Currently, Children’s Claritin can be found on the shelf covered in the characters from the latest Madagascar cartoon. Some packages even contain stickers of the characters. As a further joint marketing tactic, the company has reached out to bloggers who use the product and throw big movie watch parties for them. The parties are complete with DVDs and even product samples.
Advocacy groups against this type of marketing are not amused. The Public Health Advocacy Institute is calling these strategies “unfair and deceptive.” They’re also calling out the fact that these same characters can be found on food products – specifically gummy snacks – which can lead to confusion between medicine and candy for children.
This is fresh off the tails of other product complaints concerning children’s advertising as well. Monsanto, the huge GMO company, recently released a children’s activity book that was full of playful ‘facts’ about genetically modified foods. Additionally, the controversial children’s books “Vegan is Love” and “That’s Why We Don’t Eat Animals” have gotten advocates talking as well as they are attempts to express one point of view in a very child-friendly manner.
I think there’s a difference though. Claritin is advertising, the others are advocating. Putting cartoons on a medication does not make a statement about right or wrong, better or worse. It’s advertising. And if I’m buying my son medication he needs and one has fun stickers, I’d probably get him the one with stickers. If he’s with me and thinks he needs a medication because it has cartoons on it, I’d explain, “that is medicine, you can’t have that.”
No law about marketing to children will mean the end of common-sense parenting. And as far as the confusion between medication and candy goes, we’ve been dealing with this since before vitamins were shaped liked The Flintstones.
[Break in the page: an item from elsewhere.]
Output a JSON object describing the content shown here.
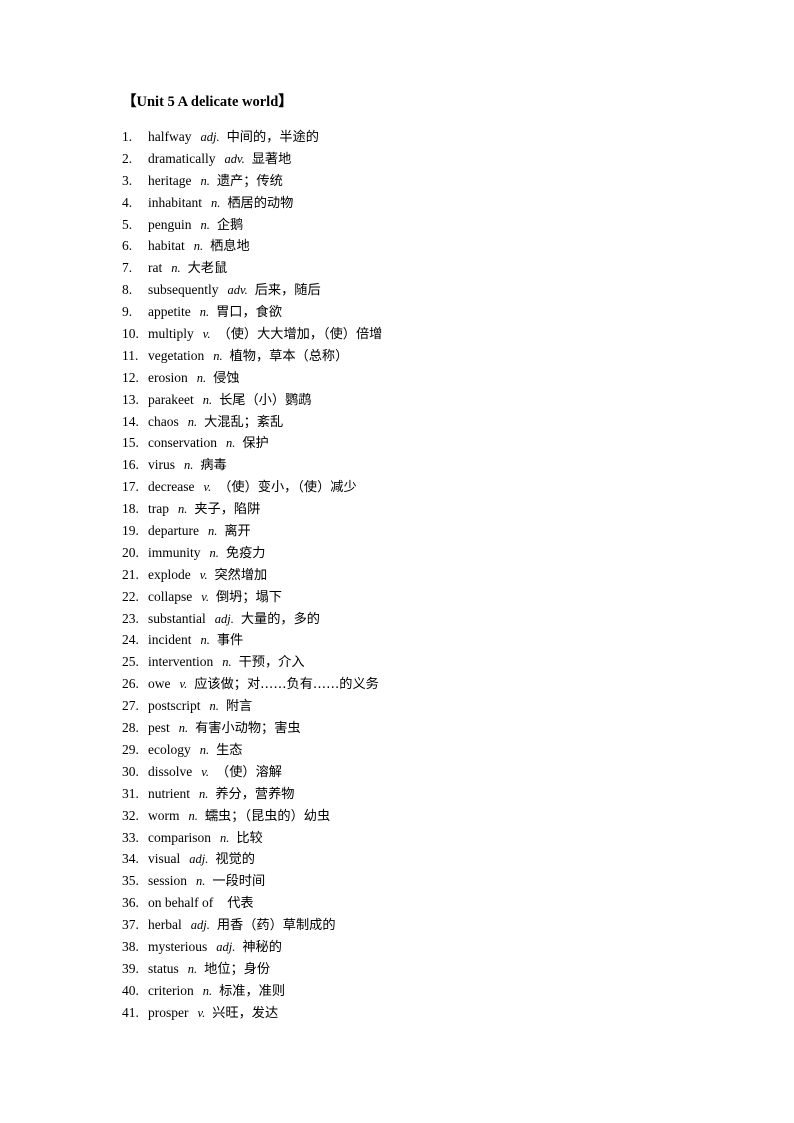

Keep your medication out of reach and secured from your children, regardless of whether they have cartoons on them or not.
Merck is a money-making company and it seems they are doing a great job making and keeping loyal customers. If you fall into the tiny percentage of people who actually uses the product and isn’t pleased with the marketing, guess what? You have a choice, don’t buy it. It’s just marketing, no harm done.
June 21st, 2012